• _Aim of the exercise_:
Restate the listing below word for word. No picture belongs in the result.
-------- Supplied data --------
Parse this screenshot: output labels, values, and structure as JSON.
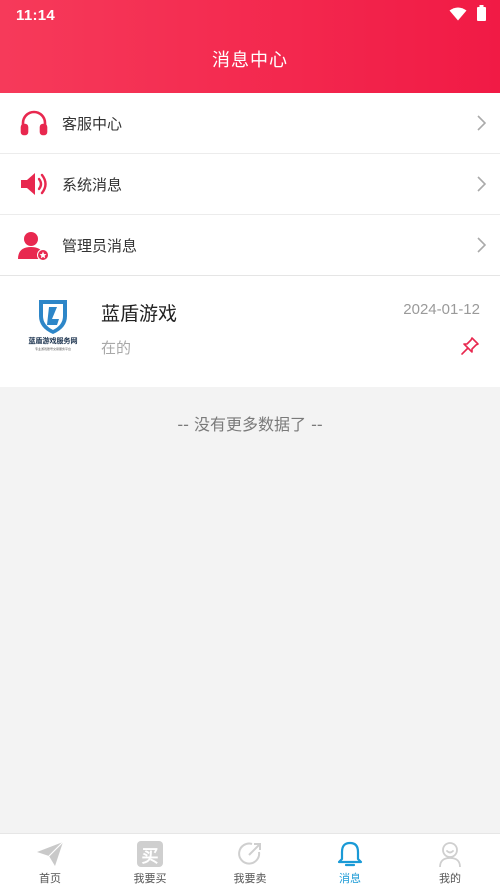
{
  "status_bar": {
    "time": "11:14"
  },
  "header": {
    "title": "消息中心"
  },
  "menu": {
    "items": [
      {
        "label": "客服中心",
        "icon": "headset-icon"
      },
      {
        "label": "系统消息",
        "icon": "speaker-icon"
      },
      {
        "label": "管理员消息",
        "icon": "admin-user-icon"
      }
    ]
  },
  "conversation": {
    "name": "蓝盾游戏",
    "date": "2024-01-12",
    "preview": "在的",
    "logo_text": "蓝盾游戏服务网",
    "logo_subtext": "专业游戏账号交易服务平台"
  },
  "empty_state": {
    "text": "-- 没有更多数据了 --"
  },
  "tabbar": {
    "tabs": [
      {
        "label": "首页",
        "icon": "paper-plane-icon",
        "active": false
      },
      {
        "label": "我要买",
        "icon": "buy-icon",
        "active": false
      },
      {
        "label": "我要卖",
        "icon": "sell-icon",
        "active": false
      },
      {
        "label": "消息",
        "icon": "bell-icon",
        "active": true
      },
      {
        "label": "我的",
        "icon": "profile-icon",
        "active": false
      }
    ],
    "buy_glyph": "买"
  },
  "colors": {
    "header_start": "#f63a5a",
    "header_end": "#f11a45",
    "accent_red": "#e8284f",
    "active_tab": "#1a9ad6",
    "logo_blue": "#2d86c8"
  }
}
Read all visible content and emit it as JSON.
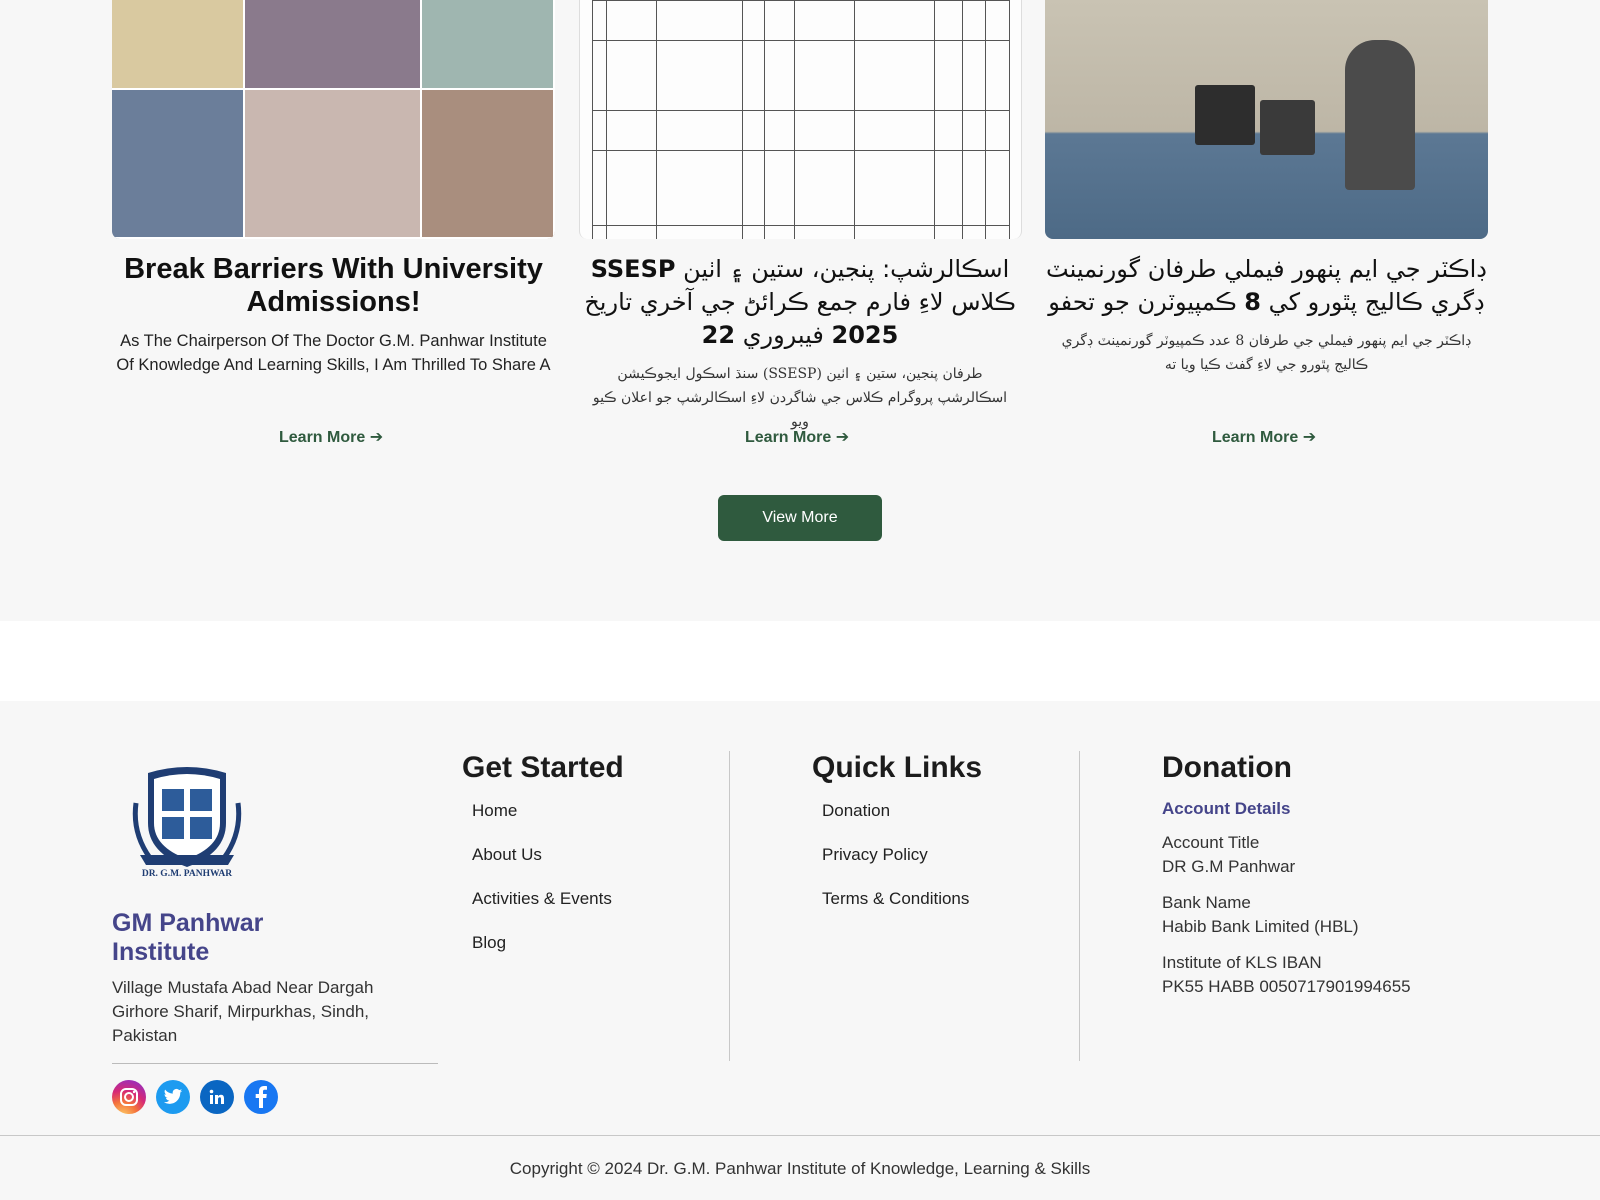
{
  "cards": [
    {
      "title": "Break Barriers With University Admissions!",
      "excerpt": "As The Chairperson Of The Doctor G.M. Panhwar Institute Of Knowledge And Learning Skills, I Am Thrilled To Share A",
      "link": "Learn More ➔"
    },
    {
      "title_line1": "اسڪالرشپ: پنجين، ستين ۽ اٺين",
      "title_bold1": "SSESP",
      "title_line2": "ڪلاس لاءِ فارم جمع ڪرائڻ جي آخري تاريخ",
      "title_line3a": "2025",
      "title_line3b": "22",
      "title_line3c": "فيبروري",
      "excerpt": "طرفان پنجين، ستين ۽ اٺين (SSESP) سنڌ اسڪول ايجوڪيشن اسڪالرشپ پروگرام ڪلاس جي شاگردن لاءِ اسڪالرشپ جو اعلان ڪيو ويو",
      "link": "Learn More ➔"
    },
    {
      "title_line1": "ڊاڪٽر جي ايم پنھور فيملي طرفان گورنمينٽ",
      "title_line2a": "ڊگري ڪاليج پٿورو کي",
      "title_bold": "8",
      "title_line2b": "ڪمپيوٽرن جو تحفو",
      "excerpt": "ڊاڪٽر جي ايم پنھور فيملي جي طرفان 8 عدد ڪمپيوٽر گورنمينٽ ڊگري ڪاليج پٿورو جي لاءِ گفٽ ڪيا ويا ته",
      "link": "Learn More ➔"
    }
  ],
  "view_more": "View More",
  "footer": {
    "logo_text": "DR. G.M. PANHWAR",
    "org_name": "GM Panhwar Institute",
    "address": "Village Mustafa Abad Near Dargah Girhore Sharif, Mirpurkhas, Sindh, Pakistan",
    "get_started": {
      "heading": "Get Started",
      "items": [
        "Home",
        "About Us",
        "Activities & Events",
        "Blog"
      ]
    },
    "quick_links": {
      "heading": "Quick Links",
      "items": [
        "Donation",
        "Privacy Policy",
        "Terms & Conditions"
      ]
    },
    "donation": {
      "heading": "Donation",
      "subheading": "Account Details",
      "rows": [
        {
          "label": "Account Title",
          "value": "DR G.M Panhwar"
        },
        {
          "label": "Bank Name",
          "value": "Habib Bank Limited (HBL)"
        },
        {
          "label": "Institute of KLS IBAN",
          "value": "PK55 HABB 0050717901994655"
        }
      ]
    },
    "socials": [
      "instagram-icon",
      "twitter-icon",
      "linkedin-icon",
      "facebook-icon"
    ],
    "copyright": "Copyright © 2024 Dr. G.M. Panhwar Institute of Knowledge, Learning & Skills"
  },
  "colors": {
    "accent_green": "#2f5a3e",
    "brand_purple": "#45458a"
  }
}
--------
• _Task solution_:
Parse this screenshot: output labels, values, and structure as JSON.
{
  "status_bar": {
    "time": "11:14"
  },
  "header": {
    "title": "消息中心"
  },
  "menu": {
    "items": [
      {
        "label": "客服中心",
        "icon": "headset-icon"
      },
      {
        "label": "系统消息",
        "icon": "speaker-icon"
      },
      {
        "label": "管理员消息",
        "icon": "admin-user-icon"
      }
    ]
  },
  "conversation": {
    "name": "蓝盾游戏",
    "date": "2024-01-12",
    "preview": "在的",
    "logo_text": "蓝盾游戏服务网",
    "logo_subtext": "专业游戏账号交易服务平台"
  },
  "empty_state": {
    "text": "-- 没有更多数据了 --"
  },
  "tabbar": {
    "tabs": [
      {
        "label": "首页",
        "icon": "paper-plane-icon",
        "active": false
      },
      {
        "label": "我要买",
        "icon": "buy-icon",
        "active": false
      },
      {
        "label": "我要卖",
        "icon": "sell-icon",
        "active": false
      },
      {
        "label": "消息",
        "icon": "bell-icon",
        "active": true
      },
      {
        "label": "我的",
        "icon": "profile-icon",
        "active": false
      }
    ],
    "buy_glyph": "买"
  },
  "colors": {
    "header_start": "#f63a5a",
    "header_end": "#f11a45",
    "accent_red": "#e8284f",
    "active_tab": "#1a9ad6",
    "logo_blue": "#2d86c8"
  }
}
Read all visible content and emit it as JSON.
{
  "cards": [
    {
      "title": "Break Barriers With University Admissions!",
      "excerpt": "As The Chairperson Of The Doctor G.M. Panhwar Institute Of Knowledge And Learning Skills, I Am Thrilled To Share A",
      "link": "Learn More ➔"
    },
    {
      "title_line1": "اسڪالرشپ: پنجين، ستين ۽ اٺين",
      "title_bold1": "SSESP",
      "title_line2": "ڪلاس لاءِ فارم جمع ڪرائڻ جي آخري تاريخ",
      "title_line3a": "2025",
      "title_line3b": "22",
      "title_line3c": "فيبروري",
      "excerpt": "طرفان پنجين، ستين ۽ اٺين (SSESP) سنڌ اسڪول ايجوڪيشن اسڪالرشپ پروگرام ڪلاس جي شاگردن لاءِ اسڪالرشپ جو اعلان ڪيو ويو",
      "link": "Learn More ➔"
    },
    {
      "title_line1": "ڊاڪٽر جي ايم پنھور فيملي طرفان گورنمينٽ",
      "title_line2a": "ڊگري ڪاليج پٿورو کي",
      "title_bold": "8",
      "title_line2b": "ڪمپيوٽرن جو تحفو",
      "excerpt": "ڊاڪٽر جي ايم پنھور فيملي جي طرفان 8 عدد ڪمپيوٽر گورنمينٽ ڊگري ڪاليج پٿورو جي لاءِ گفٽ ڪيا ويا ته",
      "link": "Learn More ➔"
    }
  ],
  "view_more": "View More",
  "footer": {
    "logo_text": "DR. G.M. PANHWAR",
    "org_name": "GM Panhwar Institute",
    "address": "Village Mustafa Abad Near Dargah Girhore Sharif, Mirpurkhas, Sindh, Pakistan",
    "get_started": {
      "heading": "Get Started",
      "items": [
        "Home",
        "About Us",
        "Activities & Events",
        "Blog"
      ]
    },
    "quick_links": {
      "heading": "Quick Links",
      "items": [
        "Donation",
        "Privacy Policy",
        "Terms & Conditions"
      ]
    },
    "donation": {
      "heading": "Donation",
      "subheading": "Account Details",
      "rows": [
        {
          "label": "Account Title",
          "value": "DR G.M Panhwar"
        },
        {
          "label": "Bank Name",
          "value": "Habib Bank Limited (HBL)"
        },
        {
          "label": "Institute of KLS IBAN",
          "value": "PK55 HABB 0050717901994655"
        }
      ]
    },
    "socials": [
      "instagram-icon",
      "twitter-icon",
      "linkedin-icon",
      "facebook-icon"
    ],
    "copyright": "Copyright © 2024 Dr. G.M. Panhwar Institute of Knowledge, Learning & Skills"
  },
  "colors": {
    "accent_green": "#2f5a3e",
    "brand_purple": "#45458a"
  }
}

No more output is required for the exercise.